Destinations in Colombia

RegionsAndinoRugged Andean landscapes and altiplanos with Colombia's two largest cities, Bogotá and Medellín, as well as beautiful national parks and coffee plantations.Costa NorteColombia's vibrant Caribbean has much to offer, with both historic and modern coastal towns and opportunities for diving, trekking and exploring the jungle and desert.OrinoquíaThe endless eastern...

Things To See in Colombia

A large part of Colombia is located in the Andes, which means that there are beautiful mountain landscapes. On the other hand, there are also beautiful beaches in the lowlands. The height of some of the peaks allows you to see snow even though they are in the tropics.

Things To Do in Colombia

There is a lot to do in Colombia and you can find parties and celebrations everywhere you go. Colombians especially love to dance, and if you don't know how, they will be happy to teach you. Colombia is known for its exciting nightlife.There are many groups and agencies that...

Food & Drinks in Colombia

Food in ColombiaIn many parts of Colombia, it is common to eat buñuelos (fried cornmeal balls with cheese in the batter) and arepas (fairly thick corn tortillas, often made with cheese and served with butter) with scrambled eggs for breakfast. Bogotá and the central region have their own breakfast...

Money & Shopping in Colombia

CurrencyColombia's currency is the Colombian peso, but the symbol you will encounter is the $. Most banks and exchange offices accept major world currencies such as the US dollar and the euro.ATMs are widely available, with different withdrawal limits. The banks with the highest limits are Citibank, (1,000,000 COP,...

Festivals & Holidays in Colombia

Colombia has 18 public holidays (12 Catholic and 6 civil), plus Palm Sunday and Easter Sunday. The city of Barranquilla has two additional holidays to celebrate Carnival Monday and Tuesday.The following days are public holidays in Colombia:Año Nuevo / (New Year's Day) (1 January)Día de los Reyes Magos /...

Internet & Communications in Colombia

PostThere is no government postal system in Colombia. However, the private company 4-72 is Colombia's de facto postal service, although it tends to be somewhat slow and unreliable. Residents rarely use the 4-72 service and usually turn to courier services such as Servientrega, which has many more branches than...

Traditions & Customs in Colombia

Colombians are aware of their country's bad reputation, and any indelicate remark about the history of violence may earn you a derogatory remark (probably about your country of origin) and an abrupt end to the conversation. However, Colombians are eventually willing to talk about these topics if they feel...

Language & Phrasebook in Colombia

The official language of Colombia is Spanish. Some indigenous tribes in rural areas continue to speak their own language, but almost all people from these tribes will be bilingual in their own language and in Spanish.If you have recently learned Spanish, you will be relieved to know that the...

Culture Of Colombia

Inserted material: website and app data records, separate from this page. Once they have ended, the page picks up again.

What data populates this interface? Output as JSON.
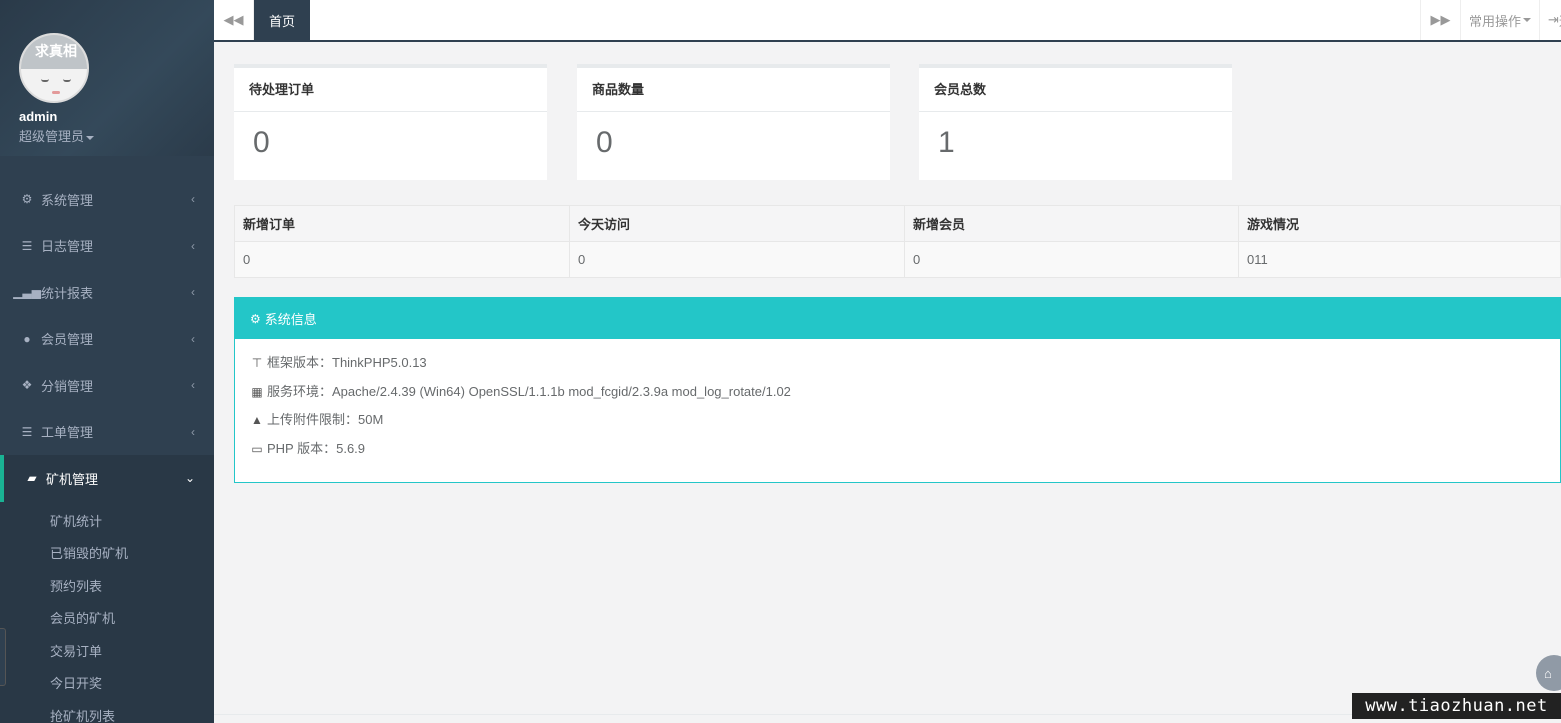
{
  "profile": {
    "avatar_text": "求真相",
    "name": "admin",
    "role": "超级管理员"
  },
  "nav": {
    "items": [
      {
        "label": "系统管理",
        "icon": "gear-icon"
      },
      {
        "label": "日志管理",
        "icon": "server-icon"
      },
      {
        "label": "统计报表",
        "icon": "signal-icon"
      },
      {
        "label": "会员管理",
        "icon": "user-icon"
      },
      {
        "label": "分销管理",
        "icon": "cubes-icon"
      },
      {
        "label": "工单管理",
        "icon": "server-icon"
      }
    ],
    "active": {
      "label": "矿机管理",
      "icon": "book-icon"
    },
    "submenu": [
      "矿机统计",
      "已销毁的矿机",
      "预约列表",
      "会员的矿机",
      "交易订单",
      "今日开奖",
      "抢矿机列表"
    ]
  },
  "topbar": {
    "home_tab": "首页",
    "ops_label": "常用操作",
    "logout_label": "退出"
  },
  "stats": [
    {
      "title": "待处理订单",
      "value": "0"
    },
    {
      "title": "商品数量",
      "value": "0"
    },
    {
      "title": "会员总数",
      "value": "1"
    }
  ],
  "table": {
    "headers": [
      "新增订单",
      "今天访问",
      "新增会员",
      "游戏情况"
    ],
    "row": [
      "0",
      "0",
      "0",
      "011"
    ]
  },
  "sysinfo": {
    "title": "系统信息",
    "rows": [
      {
        "icon": "sitemap-icon",
        "text": "框架版本：ThinkPHP5.0.13"
      },
      {
        "icon": "windows-icon",
        "text": "服务环境：Apache/2.4.39 (Win64) OpenSSL/1.1.1b mod_fcgid/2.3.9a mod_log_rotate/1.02"
      },
      {
        "icon": "warning-icon",
        "text": "上传附件限制：50M"
      },
      {
        "icon": "credit-card-icon",
        "text": "PHP 版本：5.6.9"
      }
    ]
  },
  "watermark": "www.tiaozhuan.net"
}
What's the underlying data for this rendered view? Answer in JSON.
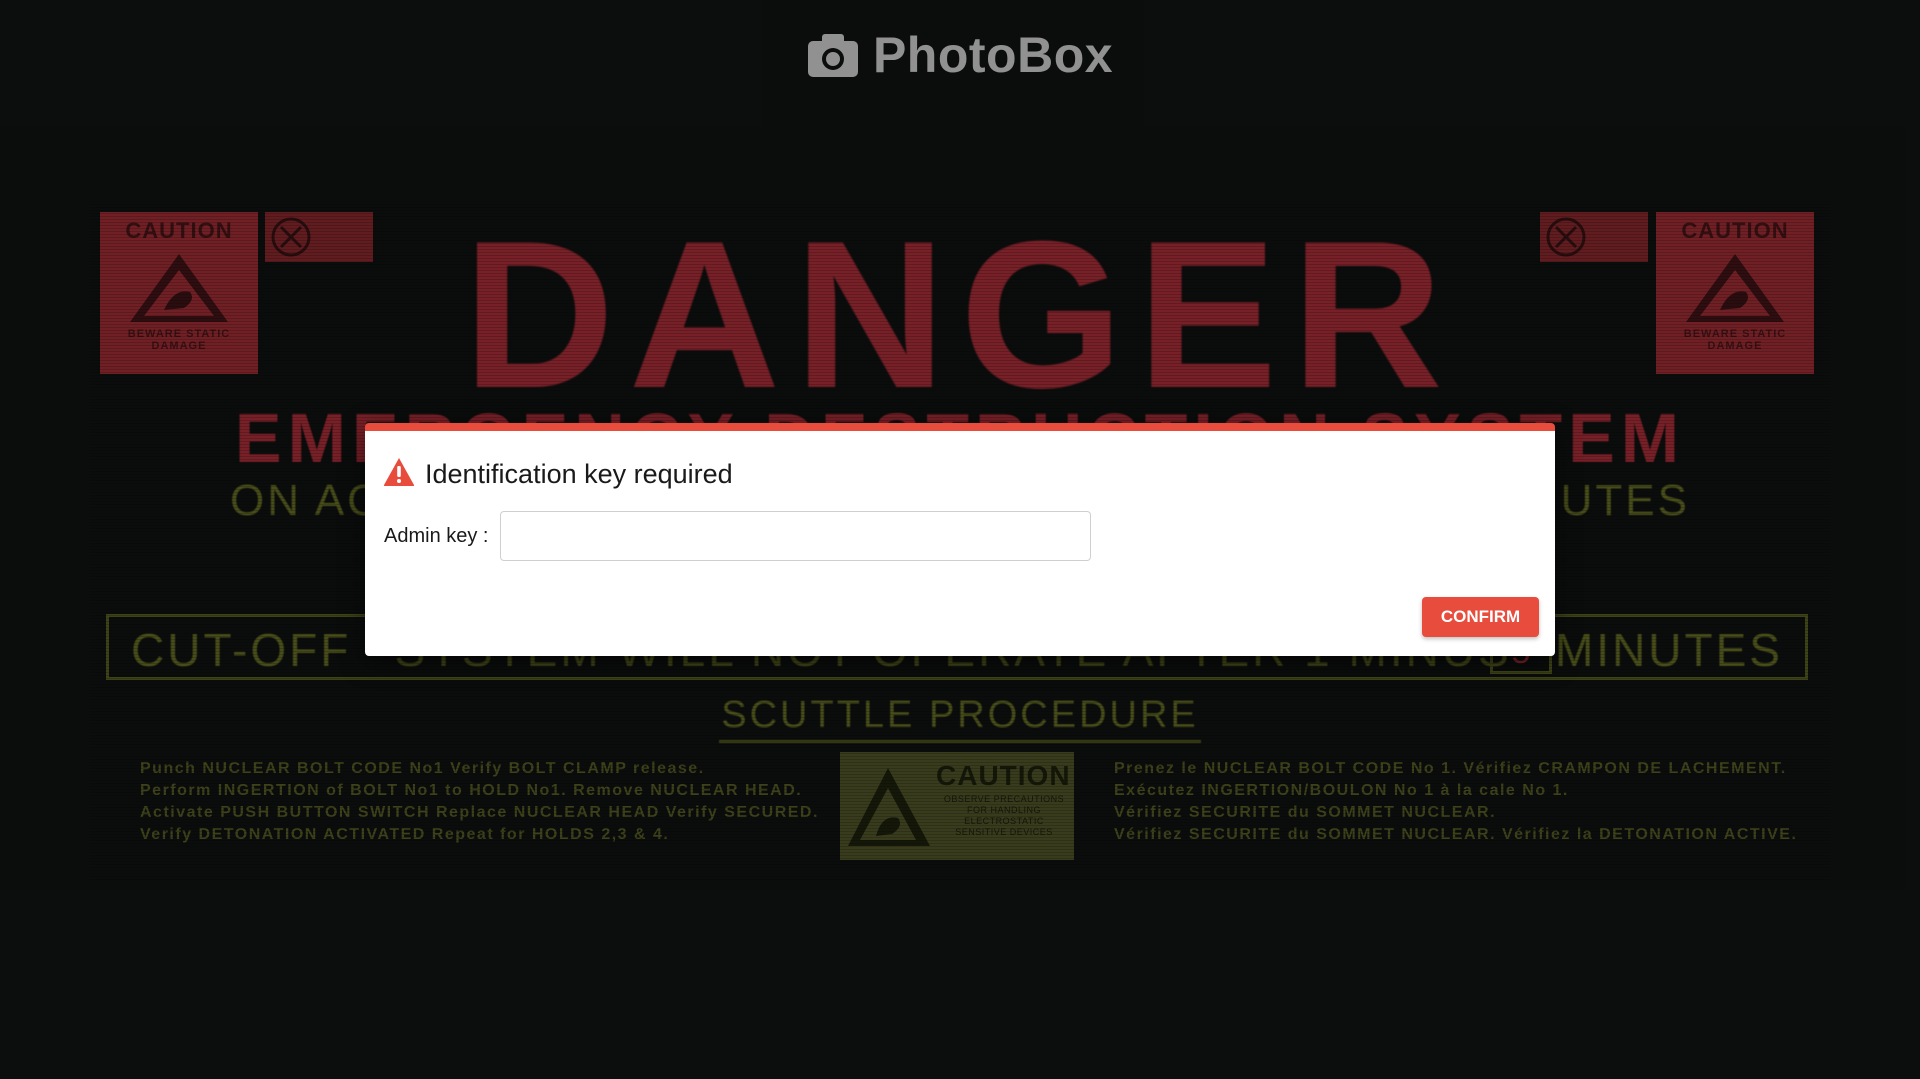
{
  "header": {
    "app_name": "PhotoBox",
    "logo_icon": "camera-icon"
  },
  "poster": {
    "title": "DANGER",
    "subtitle": "EMERGENCY DESTRUCTION SYSTEM",
    "activation_left": "ON AC",
    "activation_right": "NUTES",
    "cutoff_left": "CUT-OFF",
    "cutoff_middle": "SYSTEM WILL NOT OPERATE AFTER 1 MINUS",
    "cutoff_right": "MINUTES",
    "cutoff_number": "5",
    "scuttle_heading": "SCUTTLE PROCEDURE",
    "procedure_left": [
      "Punch NUCLEAR BOLT CODE No1 Verify BOLT CLAMP release.",
      "Perform INGERTION of BOLT No1 to HOLD No1. Remove NUCLEAR HEAD.",
      "Activate PUSH BUTTON SWITCH Replace NUCLEAR HEAD Verify SECURED.",
      "Verify DETONATION ACTIVATED Repeat for HOLDS 2,3 & 4."
    ],
    "procedure_right": [
      "Prenez le NUCLEAR BOLT CODE No 1. Vérifiez CRAMPON DE LACHEMENT.",
      "Exécutez INGERTION/BOULON No 1 à la cale No 1.",
      "Vérifiez SECURITE du SOMMET NUCLEAR.",
      "Vérifiez SECURITE du SOMMET NUCLEAR. Vérifiez la DETONATION ACTIVE."
    ],
    "caution_label": "CAUTION",
    "caution_sub_red": "BEWARE STATIC DAMAGE",
    "caution_sub_olive": "OBSERVE PRECAUTIONS FOR HANDLING ELECTROSTATIC SENSITIVE DEVICES"
  },
  "dialog": {
    "title": "Identification key required",
    "warning_icon": "warning-icon",
    "field_label": "Admin key :",
    "field_value": "",
    "field_placeholder": "",
    "confirm_label": "CONFIRM"
  },
  "colors": {
    "accent": "#e74c3c",
    "background": "#111313",
    "danger_red": "#b0303a",
    "olive": "#6a7226"
  }
}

Colombia lies at the crossroads of Latin America and the wider Americas, and as such has been affected by a wide range of cultural influences. Amerindian, Spanish and European, African, American, Caribbean, Middle Eastern and Latin American cultural influences are all present in modern Colombian culture. Urban migration, industrialisation,...

History Of Colombia

Colombia was inhabited by many large indigenous cultures such as the Muisca, Tayrona and Quimbaya. Some indigenous groups, such as the Caribs, lived in a permanent state of war, but others had a less warlike attitude. The region that is now Colombia was conquered by the Spanish through alliances...

Stay Safe & Healthy in Colombia

Stay Safe in ColombiaWARNING: Although security in Colombia has improved considerably, drug-related violence is still evident in some, mainly rural, areas of the country. In particular, the kidnapping of foreigners for ransom - although not as great a problem as at the beginning of the millennium - still occurs...

Asia

Africa

South America

Europe

North America

Most Popular